'Ummon-kan' | Case 15


Ummon asked the head monk, “What sutra are you lecturing on?” “The Nirvana Sutra,” replied the monk. “The Nirvana Sutra contains the Four Nirvana Virtues, doesn't it?” “It does.” Picking up a cup, Ummon then asked, “How many virtues does this contain?” “None at all,” said the monk. “So why did the ancients speak as they did?” “What do you think of what they said?” asked Ummon, Ummon struck the cup and continued, “You understand?” “No,” said the monk. “Then,” said Ummon, “You'd better go on with your lectures on the sutra”

Comment: a cup is a bell by virtue of the water that trickles through your fingers when you drink those ancient virtues were always empty any- way but i want to ask which is the vessel

water sweet water is sweet and is water

Note: The Nirvana Sutra is highly praised but will reciting its virtues make you a Buddha?. Ummon puts his belief in the single virtue of existence. “The value of each thing is infinite, and therefore equal to that of every other thing.” Thus the cup contains the same four virtues as the Nirvana Sutra, as neither the cup nor the Nirvana Sutra can be separated from their essential existence.

Instead of reaching Nirvana the monk is destined to lecture on Nirvana — caught in his own intellectual pursuit. Ummon challenges this with his striking of the cup. The cup here may represent a common, ordinary virtue, accessible beyond intellectual understanding. Similarly, “The entire Buddhist canon is right on the tip of this staff.”

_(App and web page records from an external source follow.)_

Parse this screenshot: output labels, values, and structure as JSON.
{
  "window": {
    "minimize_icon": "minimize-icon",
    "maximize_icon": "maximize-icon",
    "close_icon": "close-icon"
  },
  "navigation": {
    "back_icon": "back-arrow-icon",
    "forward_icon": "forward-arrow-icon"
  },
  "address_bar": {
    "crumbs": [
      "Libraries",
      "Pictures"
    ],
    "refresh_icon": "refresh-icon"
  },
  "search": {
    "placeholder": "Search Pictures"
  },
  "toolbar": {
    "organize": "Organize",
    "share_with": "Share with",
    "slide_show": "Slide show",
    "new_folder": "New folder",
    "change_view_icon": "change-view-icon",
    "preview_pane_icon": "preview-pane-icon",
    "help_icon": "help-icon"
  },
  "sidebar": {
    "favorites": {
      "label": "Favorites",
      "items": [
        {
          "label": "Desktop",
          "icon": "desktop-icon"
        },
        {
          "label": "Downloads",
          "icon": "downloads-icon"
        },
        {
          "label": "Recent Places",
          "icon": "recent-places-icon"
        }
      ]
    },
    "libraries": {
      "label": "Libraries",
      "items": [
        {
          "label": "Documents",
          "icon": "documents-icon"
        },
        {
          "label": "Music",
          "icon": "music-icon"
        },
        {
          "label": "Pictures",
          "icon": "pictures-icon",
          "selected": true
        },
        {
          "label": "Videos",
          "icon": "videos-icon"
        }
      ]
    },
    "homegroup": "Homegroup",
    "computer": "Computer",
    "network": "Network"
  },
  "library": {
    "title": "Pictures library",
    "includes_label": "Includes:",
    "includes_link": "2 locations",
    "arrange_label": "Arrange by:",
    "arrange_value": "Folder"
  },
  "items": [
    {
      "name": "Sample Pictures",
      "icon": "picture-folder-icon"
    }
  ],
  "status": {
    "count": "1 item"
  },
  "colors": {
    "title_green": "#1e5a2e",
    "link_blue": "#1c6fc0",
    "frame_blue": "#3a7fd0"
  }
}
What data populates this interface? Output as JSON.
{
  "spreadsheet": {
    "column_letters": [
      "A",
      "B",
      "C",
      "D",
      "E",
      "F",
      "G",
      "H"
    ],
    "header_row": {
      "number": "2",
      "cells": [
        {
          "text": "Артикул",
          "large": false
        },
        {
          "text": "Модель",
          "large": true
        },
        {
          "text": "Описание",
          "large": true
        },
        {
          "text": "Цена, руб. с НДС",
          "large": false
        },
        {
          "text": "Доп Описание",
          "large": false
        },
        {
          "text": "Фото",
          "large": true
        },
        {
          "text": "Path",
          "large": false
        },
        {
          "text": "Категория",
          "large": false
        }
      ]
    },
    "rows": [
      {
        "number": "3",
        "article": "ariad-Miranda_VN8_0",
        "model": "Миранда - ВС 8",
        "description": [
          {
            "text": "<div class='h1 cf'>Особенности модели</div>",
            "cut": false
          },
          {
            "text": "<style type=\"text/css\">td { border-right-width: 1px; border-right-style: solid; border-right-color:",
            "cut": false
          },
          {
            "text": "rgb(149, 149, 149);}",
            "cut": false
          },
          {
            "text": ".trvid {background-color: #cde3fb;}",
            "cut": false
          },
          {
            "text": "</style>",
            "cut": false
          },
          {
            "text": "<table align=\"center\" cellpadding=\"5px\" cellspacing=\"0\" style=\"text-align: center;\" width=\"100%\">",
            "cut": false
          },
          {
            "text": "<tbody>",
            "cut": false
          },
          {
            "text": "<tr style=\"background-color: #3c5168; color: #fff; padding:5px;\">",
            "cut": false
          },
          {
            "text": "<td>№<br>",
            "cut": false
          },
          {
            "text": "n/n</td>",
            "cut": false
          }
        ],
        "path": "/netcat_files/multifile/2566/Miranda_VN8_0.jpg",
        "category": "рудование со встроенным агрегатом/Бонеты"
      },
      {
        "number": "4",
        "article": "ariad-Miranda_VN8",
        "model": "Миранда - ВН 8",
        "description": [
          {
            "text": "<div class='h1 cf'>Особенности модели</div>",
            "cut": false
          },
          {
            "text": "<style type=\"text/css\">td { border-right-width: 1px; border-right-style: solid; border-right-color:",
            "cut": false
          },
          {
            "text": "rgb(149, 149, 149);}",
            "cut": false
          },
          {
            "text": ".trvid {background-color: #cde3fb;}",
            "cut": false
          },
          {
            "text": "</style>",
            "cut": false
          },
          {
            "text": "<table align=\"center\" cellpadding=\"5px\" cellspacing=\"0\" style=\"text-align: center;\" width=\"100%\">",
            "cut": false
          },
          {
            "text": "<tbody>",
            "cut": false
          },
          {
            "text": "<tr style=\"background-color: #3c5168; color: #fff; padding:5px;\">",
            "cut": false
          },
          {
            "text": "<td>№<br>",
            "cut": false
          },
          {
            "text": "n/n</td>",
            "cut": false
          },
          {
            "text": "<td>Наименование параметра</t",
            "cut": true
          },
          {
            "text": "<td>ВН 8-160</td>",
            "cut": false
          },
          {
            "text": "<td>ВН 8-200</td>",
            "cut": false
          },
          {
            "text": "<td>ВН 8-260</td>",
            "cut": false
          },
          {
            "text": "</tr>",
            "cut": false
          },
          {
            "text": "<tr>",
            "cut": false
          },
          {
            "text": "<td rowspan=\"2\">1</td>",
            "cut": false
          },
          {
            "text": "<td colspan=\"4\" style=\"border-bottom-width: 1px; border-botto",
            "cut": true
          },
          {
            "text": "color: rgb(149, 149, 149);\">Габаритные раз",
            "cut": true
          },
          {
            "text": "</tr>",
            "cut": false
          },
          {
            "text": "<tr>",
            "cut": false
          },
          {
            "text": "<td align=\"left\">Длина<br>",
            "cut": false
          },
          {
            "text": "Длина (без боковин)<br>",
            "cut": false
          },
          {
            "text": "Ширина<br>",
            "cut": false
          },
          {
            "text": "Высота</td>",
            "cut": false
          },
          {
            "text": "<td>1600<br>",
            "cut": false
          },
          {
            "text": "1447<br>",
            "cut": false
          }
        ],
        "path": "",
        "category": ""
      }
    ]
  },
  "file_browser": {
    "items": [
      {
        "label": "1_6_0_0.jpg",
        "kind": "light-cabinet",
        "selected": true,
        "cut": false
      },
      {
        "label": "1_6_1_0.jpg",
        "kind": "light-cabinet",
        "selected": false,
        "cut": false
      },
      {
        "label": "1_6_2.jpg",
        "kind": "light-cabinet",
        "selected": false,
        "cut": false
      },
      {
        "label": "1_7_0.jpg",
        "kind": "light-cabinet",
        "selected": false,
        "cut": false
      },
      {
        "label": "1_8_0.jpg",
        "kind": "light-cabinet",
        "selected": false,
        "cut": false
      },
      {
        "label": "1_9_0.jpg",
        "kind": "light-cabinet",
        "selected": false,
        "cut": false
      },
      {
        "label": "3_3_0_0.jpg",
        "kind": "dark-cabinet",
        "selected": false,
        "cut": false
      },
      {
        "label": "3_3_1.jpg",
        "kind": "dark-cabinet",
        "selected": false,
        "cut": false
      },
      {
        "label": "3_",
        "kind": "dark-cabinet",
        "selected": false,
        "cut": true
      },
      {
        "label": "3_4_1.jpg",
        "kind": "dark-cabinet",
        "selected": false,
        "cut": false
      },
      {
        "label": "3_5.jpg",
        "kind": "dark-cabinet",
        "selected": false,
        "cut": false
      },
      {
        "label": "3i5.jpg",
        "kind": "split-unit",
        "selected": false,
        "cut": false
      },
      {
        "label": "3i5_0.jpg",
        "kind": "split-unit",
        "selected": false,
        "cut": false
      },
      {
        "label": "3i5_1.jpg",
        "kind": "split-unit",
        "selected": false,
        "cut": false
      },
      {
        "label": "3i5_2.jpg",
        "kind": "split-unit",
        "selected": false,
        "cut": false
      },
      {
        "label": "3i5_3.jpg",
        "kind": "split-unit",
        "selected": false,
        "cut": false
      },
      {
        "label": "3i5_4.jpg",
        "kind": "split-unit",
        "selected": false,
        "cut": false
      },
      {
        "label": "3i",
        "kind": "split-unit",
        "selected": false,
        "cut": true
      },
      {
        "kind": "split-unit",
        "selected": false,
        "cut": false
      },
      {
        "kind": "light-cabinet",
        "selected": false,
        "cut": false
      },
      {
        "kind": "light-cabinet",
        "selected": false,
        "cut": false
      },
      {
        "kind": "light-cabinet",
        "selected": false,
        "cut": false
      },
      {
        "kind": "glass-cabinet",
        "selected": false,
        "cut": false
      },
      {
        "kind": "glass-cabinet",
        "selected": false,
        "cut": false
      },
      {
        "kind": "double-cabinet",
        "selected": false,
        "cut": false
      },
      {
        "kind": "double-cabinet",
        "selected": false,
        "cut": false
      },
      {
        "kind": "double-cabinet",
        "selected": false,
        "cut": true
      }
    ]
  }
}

Addendum: “Once, when the master had finished drinking tea, he held up the cup and said: All the Buddhas of the three periods have finished listening to the teaching; they have completely pierced the bottom of this cup and are going away. Do you see?”